*Exercise*: The required output is all lines below that contain the word "name".

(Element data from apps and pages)
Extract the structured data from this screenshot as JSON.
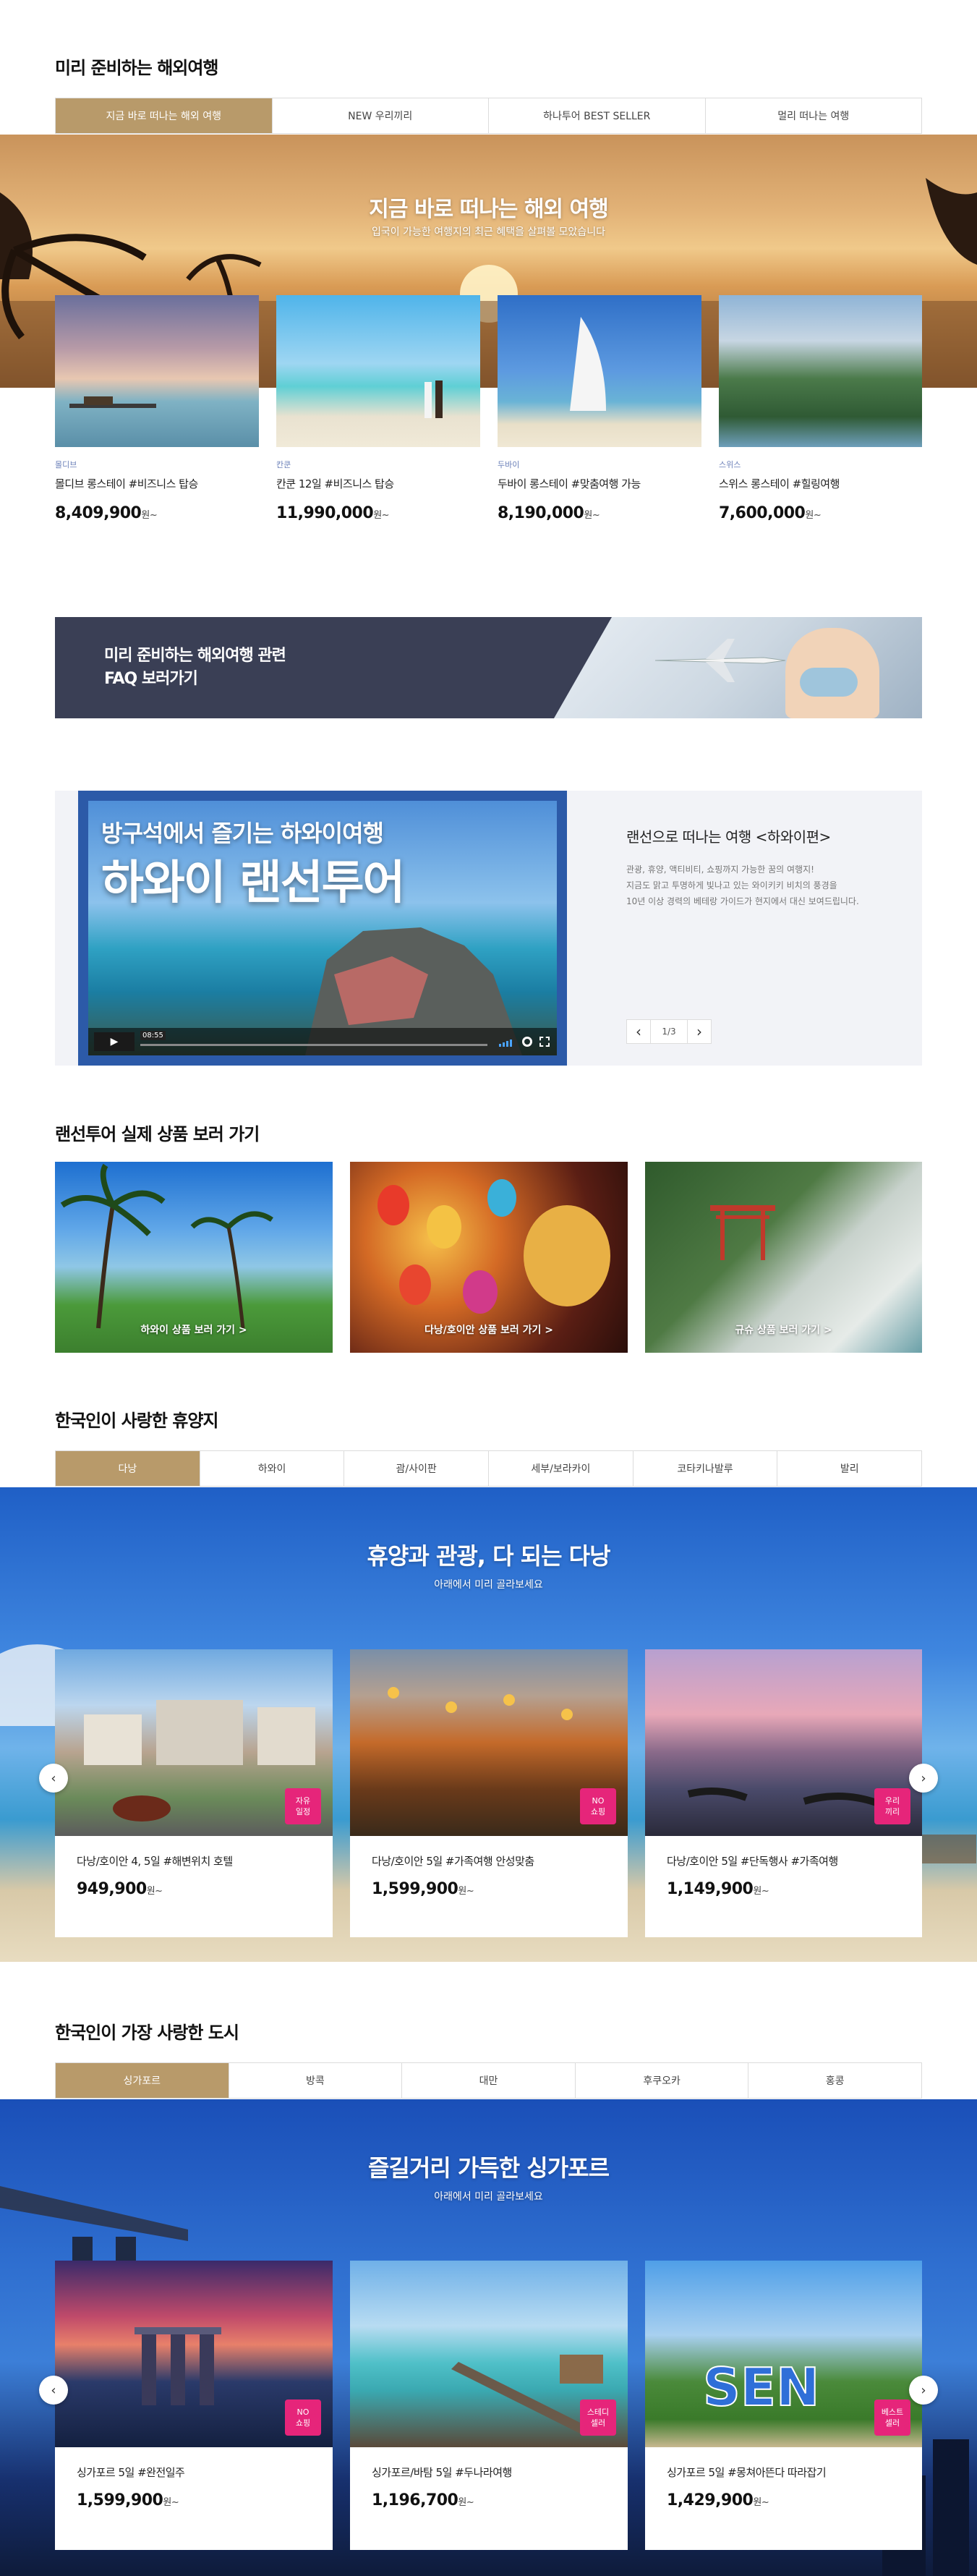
{
  "sec1": {
    "title": "미리 준비하는 해외여행",
    "tabs": [
      "지금 바로 떠나는 해외 여행",
      "NEW 우리끼리",
      "하나투어 BEST SELLER",
      "멀리 떠나는 여행"
    ],
    "banner_title": "지금 바로 떠나는 해외 여행",
    "banner_sub": "입국이 가능한 여행지의 최근 혜택을 살펴볼 모았습니다",
    "cards": [
      {
        "region": "몰디브",
        "name": "몰디브 롱스테이 #비즈니스 탑승",
        "price": "8,409,900",
        "unit": "원~"
      },
      {
        "region": "칸쿤",
        "name": "칸쿤 12일 #비즈니스 탑승",
        "price": "11,990,000",
        "unit": "원~"
      },
      {
        "region": "두바이",
        "name": "두바이 롱스테이 #맞춤여행 가능",
        "price": "8,190,000",
        "unit": "원~"
      },
      {
        "region": "스위스",
        "name": "스위스 롱스테이 #힐링여행",
        "price": "7,600,000",
        "unit": "원~"
      }
    ]
  },
  "faq": {
    "line1": "미리 준비하는 해외여행 관련",
    "line2": "FAQ 보러가기"
  },
  "video": {
    "title_small": "방구석에서 즐기는 하와이여행",
    "title_big": "하와이 랜선투어",
    "time": "08:55",
    "side_title": "랜선으로 떠나는 여행 <하와이편>",
    "desc1": "관광, 휴양, 액티비티, 쇼핑까지 가능한 꿈의 여행지!",
    "desc2": "지금도 맑고 투명하게 빛나고 있는 와이키키 비치의 풍경을",
    "desc3": "10년 이상 경력의 베테랑 가이드가 현지에서 대신 보여드립니다.",
    "pager": "1/3"
  },
  "lantour": {
    "title": "랜선투어 실제 상품 보러 가기",
    "items": [
      "하와이 상품 보러 가기 >",
      "다낭/호이안 상품 보러 가기 >",
      "규슈 상품 보러 가기 >"
    ]
  },
  "resort": {
    "title": "한국인이 사랑한 휴양지",
    "tabs": [
      "다낭",
      "하와이",
      "괌/사이판",
      "세부/보라카이",
      "코타키나발루",
      "발리"
    ],
    "band_title": "휴양과 관광, 다 되는 다낭",
    "band_sub": "아래에서 미리 골라보세요",
    "cards": [
      {
        "name": "다낭/호이안 4, 5일 #해변위치 호텔",
        "price": "949,900",
        "unit": "원~",
        "badge": "자유\n일정"
      },
      {
        "name": "다낭/호이안 5일 #가족여행 안성맞춤",
        "price": "1,599,900",
        "unit": "원~",
        "badge": "NO\n쇼핑"
      },
      {
        "name": "다낭/호이안 5일 #단독행사 #가족여행",
        "price": "1,149,900",
        "unit": "원~",
        "badge": "우리\n끼리"
      }
    ]
  },
  "city": {
    "title": "한국인이 가장 사랑한 도시",
    "tabs": [
      "싱가포르",
      "방콕",
      "대만",
      "후쿠오카",
      "홍콩"
    ],
    "band_title": "즐길거리 가득한 싱가포르",
    "band_sub": "아래에서 미리 골라보세요",
    "cards": [
      {
        "name": "싱가포르 5일 #완전일주",
        "price": "1,599,900",
        "unit": "원~",
        "badge": "NO\n쇼핑"
      },
      {
        "name": "싱가포르/바탐 5일 #두나라여행",
        "price": "1,196,700",
        "unit": "원~",
        "badge": "스테디\n셀러"
      },
      {
        "name": "싱가포르 5일 #몽쳐아뜬다 따라잡기",
        "price": "1,429,900",
        "unit": "원~",
        "badge": "베스트\n셀러"
      }
    ]
  },
  "icons": {
    "prev": "‹",
    "next": "›",
    "play": "▶"
  }
}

*Written solution*:
        "name": "몰디브 롱스테이 #비즈니스 탑승",
        "name": "칸쿤 12일 #비즈니스 탑승",
        "name": "두바이 롱스테이 #맞춤여행 가능",
        "name": "스위스 롱스테이 #힐링여행",
        "name": "다낭/호이안 4, 5일 #해변위치 호텔",
        "name": "다낭/호이안 5일 #가족여행 안성맞춤",
        "name": "다낭/호이안 5일 #단독행사 #가족여행",
        "name": "싱가포르 5일 #완전일주",
        "name": "싱가포르/바탐 5일 #두나라여행",
        "name": "싱가포르 5일 #몽쳐아뜬다 따라잡기",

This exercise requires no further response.